A couple of weeks ago, I traveled to El Paso on short notice for a magazine assignment. I found it enjoyable, but on my final day, I was itching to get out of the city limits and explore before my evening flight. Every local I talked to gave me the same response: go for a scenic drive out to Mesilla.
Located just 44 miles northwest of El Paso on the fringes of Las Cruces, Mesilla is a historic village established in 1848. Perhaps best known as the location for Billy the Kid’s trial, Mesilla has also played an integral role in the development of the Southwest, in part because it was along the Butterfield Stagecoach Line. I’m obsessed with all things New Mexico, but despite numerous visits to the northern part of the state, I’d never been south of Albuquerque. I was an easy sell.
The drive to Mesilla presents a dramatic contrast in topography. About 30 miles past the arid plains and stark Franklin Mountain range of El Paso, the Rio Grande grows from a trickle to substantial enough to support lush vegetation. I’d never seen a pecan tree before, and suddenly I was passing thousands of acres of them, in all their towering, leafy glory (after Texas, this region – Dona Ana County – is the nation’s largest producer). There were fields of onions and chiles (Mesilla is just 42 miles away from Hatch), and vast dairy farms. As a former ranch kid, I instantly felt at home.
As you enter Mesilla off of Highway 10 West, there are indications you’re approaching someplace special. Walk a couple of blocks down to the historic Plaza, and it’s impossible not to be charmed. Despite the inevitable souvenir shops, of which there are only a few, a number of buildings are on the historic register. The vibe isn’t one of touristy kitsch, but rather, small-town Southwest. There are coffee houses, cafes, boutiques, antique stores, galleries, wine tasting rooms and museums. A chocolate shop sells small bags of dipped pecans, while Solamente!, a specialty food boutique, offers tastes of the region in the form of green chile-spiked pecan brittle and salsas.
I whiled away a few hours by strolling the Plaza and talking to the handful of vendors who sell their wares from tables around its perimeter. This is the place to buy a bag of pecans and homemade bizcochos (buttery little cookies), or a pair of earrings. The Basilica of San Albino dominates the north end of the Plaza, and is open to visitors from 1 to 3 p.m. daily, except on Sundays. Afterward, I sipped an icy horchata and read on the shady patio of a coffee house. It’s unthinkable (to me, at least) to be in New Mexico and not eat. The region’s most famous restaurant, La Posta, is around the corner from the Plaza. This stunning 19th-century compound was once part of the Butterfield Stagecoach Line, but today it’s better known for its green chile enchiladas and signature Tostada Compuesta.
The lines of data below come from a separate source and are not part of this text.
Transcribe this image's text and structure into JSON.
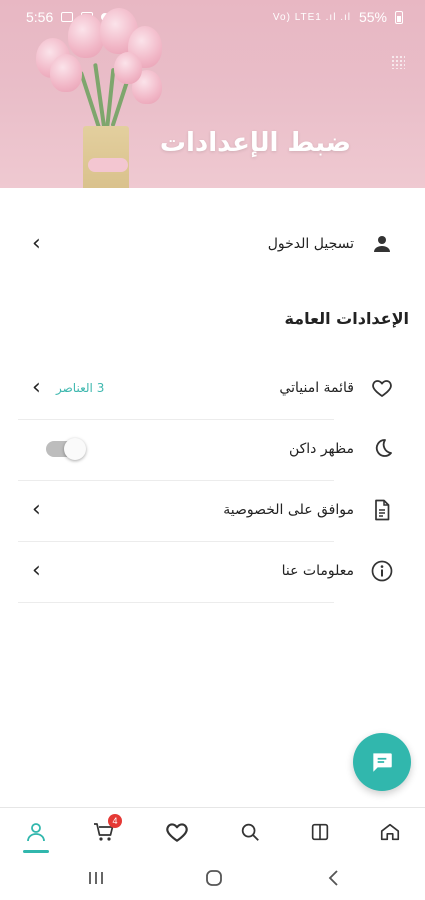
{
  "status_bar": {
    "time": "5:56",
    "battery": "55%",
    "signal_text": "Vo) LTE1 .ıl .ıl"
  },
  "header": {
    "title": "ضبط الإعدادات"
  },
  "login_row": {
    "label": "تسجيل الدخول",
    "icon": "user-icon"
  },
  "general_settings": {
    "title": "الإعدادات العامة",
    "items": [
      {
        "label": "قائمة امنياتي",
        "value": "3 العناصر",
        "icon": "heart-icon",
        "control": "chevron"
      },
      {
        "label": "مظهر داكن",
        "icon": "moon-icon",
        "control": "toggle",
        "toggle_on": false
      },
      {
        "label": "موافق على الخصوصية",
        "icon": "document-icon",
        "control": "chevron"
      },
      {
        "label": "معلومات عنا",
        "icon": "info-icon",
        "control": "chevron"
      }
    ]
  },
  "bottom_nav": {
    "items": [
      "profile",
      "cart",
      "wishlist",
      "search",
      "categories",
      "home"
    ],
    "cart_badge": "4",
    "active": "profile"
  },
  "colors": {
    "accent": "#31b7ad",
    "badge": "#e53935",
    "header_bg": "#e9bdc8"
  }
}
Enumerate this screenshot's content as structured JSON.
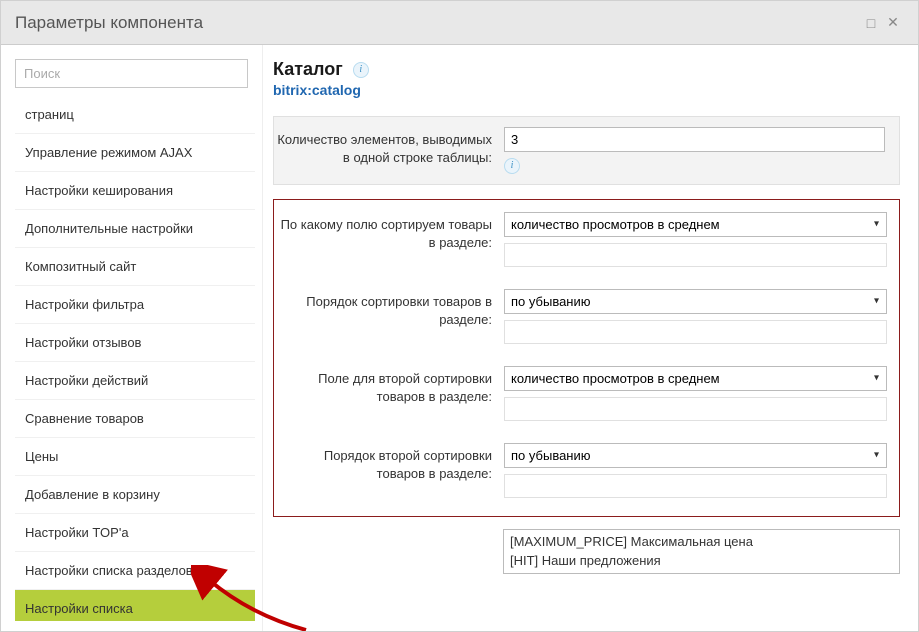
{
  "titlebar": {
    "title": "Параметры компонента"
  },
  "search": {
    "placeholder": "Поиск"
  },
  "sidebar": {
    "items": [
      {
        "label": "страниц"
      },
      {
        "label": "Управление режимом AJAX"
      },
      {
        "label": "Настройки кеширования"
      },
      {
        "label": "Дополнительные настройки"
      },
      {
        "label": "Композитный сайт"
      },
      {
        "label": "Настройки фильтра"
      },
      {
        "label": "Настройки отзывов"
      },
      {
        "label": "Настройки действий"
      },
      {
        "label": "Сравнение товаров"
      },
      {
        "label": "Цены"
      },
      {
        "label": "Добавление в корзину"
      },
      {
        "label": "Настройки TOP'а"
      },
      {
        "label": "Настройки списка разделов"
      },
      {
        "label": "Настройки списка",
        "active": true
      }
    ]
  },
  "header": {
    "title": "Каталог",
    "component": "bitrix:catalog"
  },
  "fields": {
    "elements_per_row": {
      "label": "Количество элементов, выводимых в одной строке таблицы:",
      "value": "3"
    },
    "sort1_field": {
      "label": "По какому полю сортируем товары в разделе:",
      "value": "количество просмотров в среднем"
    },
    "sort1_order": {
      "label": "Порядок сортировки товаров в разделе:",
      "value": "по убыванию"
    },
    "sort2_field": {
      "label": "Поле для второй сортировки товаров в разделе:",
      "value": "количество просмотров в среднем"
    },
    "sort2_order": {
      "label": "Порядок второй сортировки товаров в разделе:",
      "value": "по убыванию"
    },
    "listbox": {
      "options": [
        "[MAXIMUM_PRICE] Максимальная цена",
        "[HIT] Наши предложения"
      ]
    }
  }
}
Before heading to the airport, I drove the few miles down a back road to Mesilla Valley Bosque State Park. Unfortunately, it was still closed for the season, but the drive meanders past pecan orchards, crumbling adobe homesteads and tranquil farmhouses. Horses graze in verdant pasture, and fields of onion with their flowering lavender heads intersperse the orchards. It’s lovely, and a side of New Mexico I’ve never seen, used as I am to the dramatic ochre landscape, canyons and severe mesas of the north.
At the end of a business trip, I’m often content to just get to the airport early, and spend the time people watching and reading. My jaunt to Mesilla was a reminder that sometimes it’s worth the extra effort to hit the road instead.